But in any case, building a great dynasty means guys coming back and demanding huge paydays after winning year in, and year out, with the risk that some day you may get stuck with a bunch of overaged, overpaid, unproductive players.

As I said, RISK. But this way...

Beauregard Jackson Pickett Burnside said...

Should have been Hank all along. Hal doesn’t even look like George.

HoraceClarke66 said...

...When Aaron Judge and his agent come in over the winter to negotiate a contract, HAL can say, "Hey, what have you ever won?
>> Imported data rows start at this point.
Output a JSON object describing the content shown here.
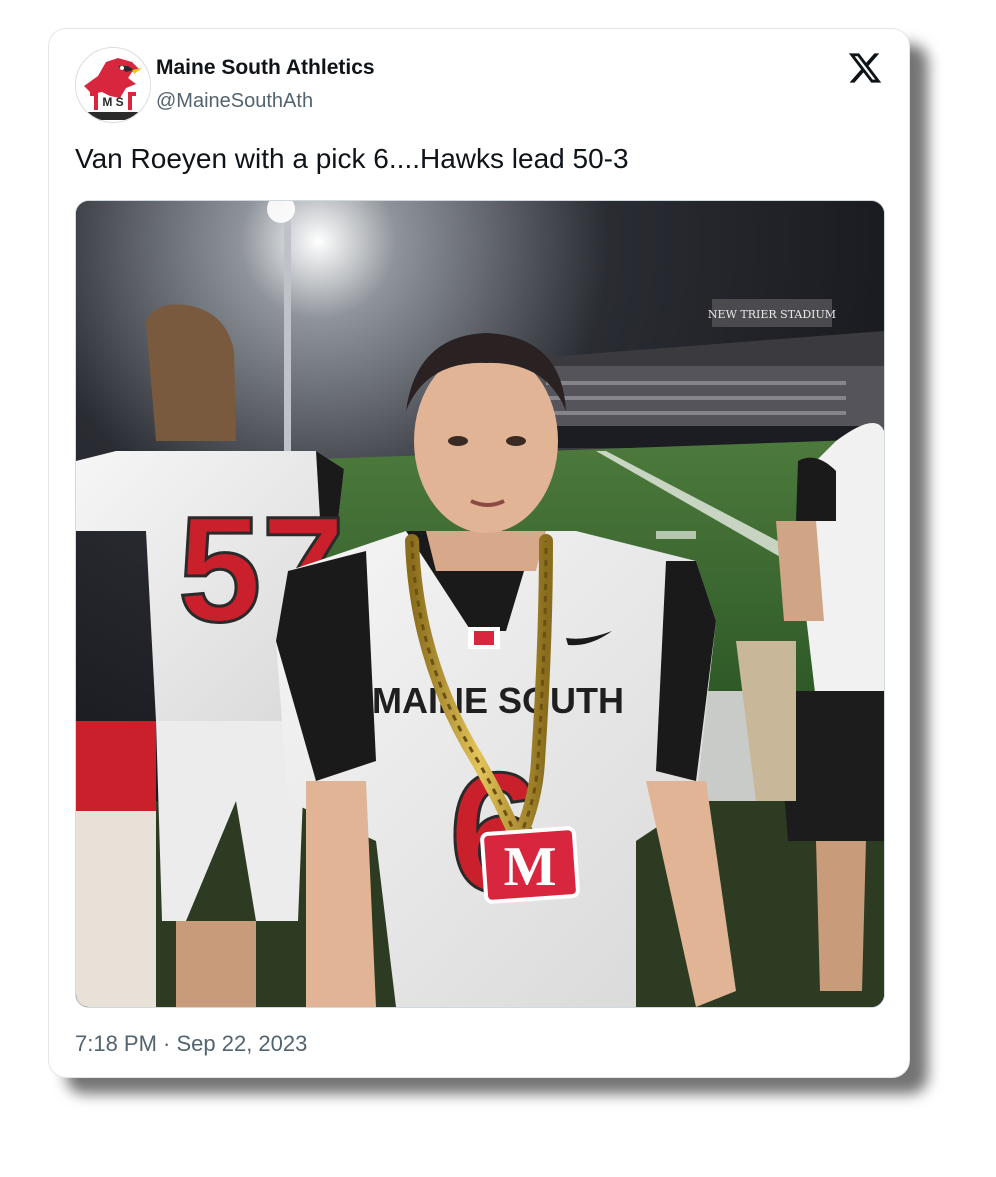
{
  "tweet": {
    "author": {
      "display_name": "Maine South Athletics",
      "handle": "@MaineSouthAth",
      "avatar_icon": "hawk-logo-icon",
      "avatar_logo_text": "M S"
    },
    "platform_icon": "x-logo-icon",
    "text": "Van Roeyen with a pick 6....Hawks lead 50-3",
    "media": {
      "stadium_sign": "NEW TRIER STADIUM",
      "jersey_left_number": "57",
      "jersey_main_text": "MAINE SOUTH",
      "jersey_main_number": "6",
      "pendant_text": "M",
      "brand_color": "#d7263d"
    },
    "timestamp": "7:18 PM · Sep 22, 2023"
  }
}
Oh, and I hear The Great Ohtani is going to be the MVP."

Sad, but, I fear, true.

The Hammer of God said...

@Hoss, yep, it's looking like the Yanks won't win anything this year & Judge is not going to have a particularly good second half either. That equals win/win for HAL, our resident supercalculator. HAL won't need to pay Judge 500 million to resign him. Maybe 250 would it.
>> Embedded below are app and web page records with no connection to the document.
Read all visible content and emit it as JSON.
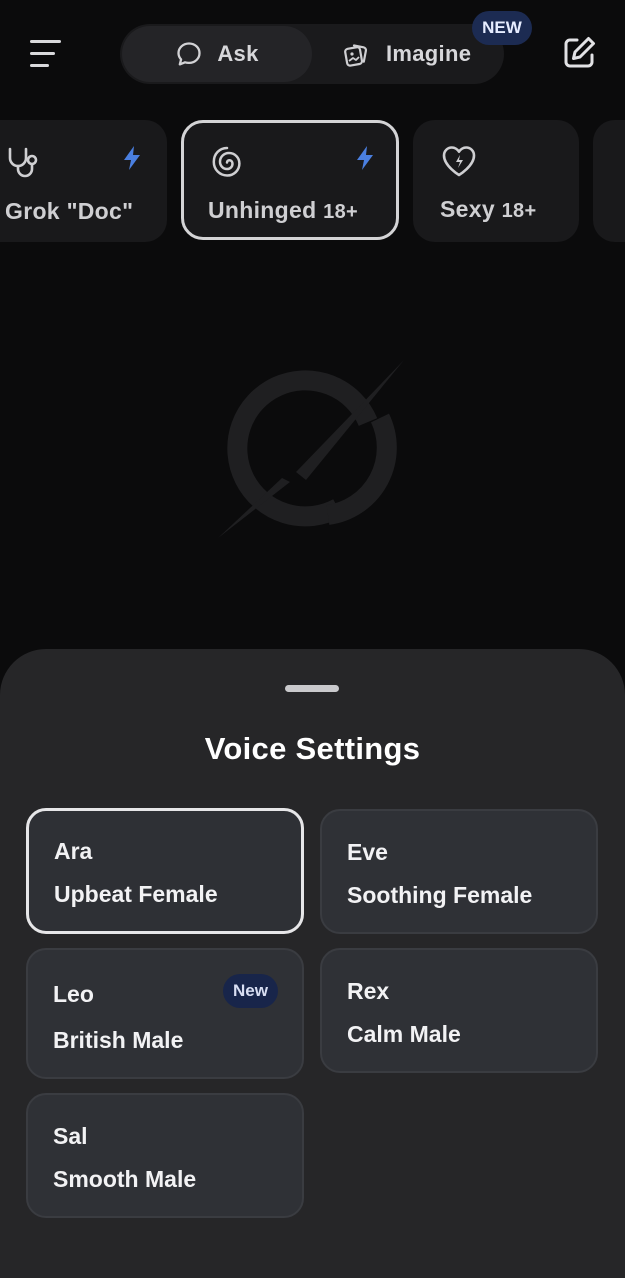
{
  "header": {
    "menu_icon": "hamburger-menu-icon",
    "modes": [
      {
        "label": "Ask",
        "icon": "chat-bubble-icon",
        "active": true
      },
      {
        "label": "Imagine",
        "icon": "image-stack-icon",
        "active": false
      }
    ],
    "imagine_badge": "NEW",
    "compose_icon": "new-chat-edit-icon"
  },
  "personas": [
    {
      "label": "Grok \"Doc\"",
      "age": "",
      "icon": "stethoscope-icon",
      "bolt": true
    },
    {
      "label": "Unhinged",
      "age": "18+",
      "icon": "spiral-icon",
      "bolt": true,
      "selected": true
    },
    {
      "label": "Sexy",
      "age": "18+",
      "icon": "heart-bolt-icon",
      "bolt": false
    }
  ],
  "sheet": {
    "title": "Voice Settings",
    "voices": [
      {
        "name": "Ara",
        "description": "Upbeat Female",
        "selected": true,
        "badge": ""
      },
      {
        "name": "Eve",
        "description": "Soothing Female",
        "selected": false,
        "badge": ""
      },
      {
        "name": "Leo",
        "description": "British Male",
        "selected": false,
        "badge": "New"
      },
      {
        "name": "Rex",
        "description": "Calm Male",
        "selected": false,
        "badge": ""
      },
      {
        "name": "Sal",
        "description": "Smooth Male",
        "selected": false,
        "badge": ""
      }
    ]
  },
  "colors": {
    "background": "#0b0b0c",
    "sheet": "#262628",
    "card": "#2f3136",
    "accent_blue": "#4a7fe0",
    "badge_bg": "#1c2b52"
  }
}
Every time they rest Judge or bat him in the leadoff spot, it seems to me that they're doing their best to make sure that he doesn't put up big numbers. When Judge was looking like Mantle or Maris earlier this year, HAL & Co. must have been getting angina. They can relax now ... the team is collapsing and Judge is slumping terribly.

The Hammer of God said...

@Hoss "minimizing risk", yeah, you may have it there. That could be it. We all know rich people love to manage risk. They're in it for the long haul. They don't want to go too high or too low. They want to keep the status quo. Life expectancy today is almost up to 120. Think big insurance companies, big asset management firms. They're all about minimizing risk too.

For HAL, the value of the franchise is meaningless if he's never going to sell. So maybe he was telling the truth when he said he'll never sell. He just wants to maintain the sweet spot, as you say.

DickAllen said...

And if it weren't for Judge, this team's sweet spot would be the large brown stain on its bottom.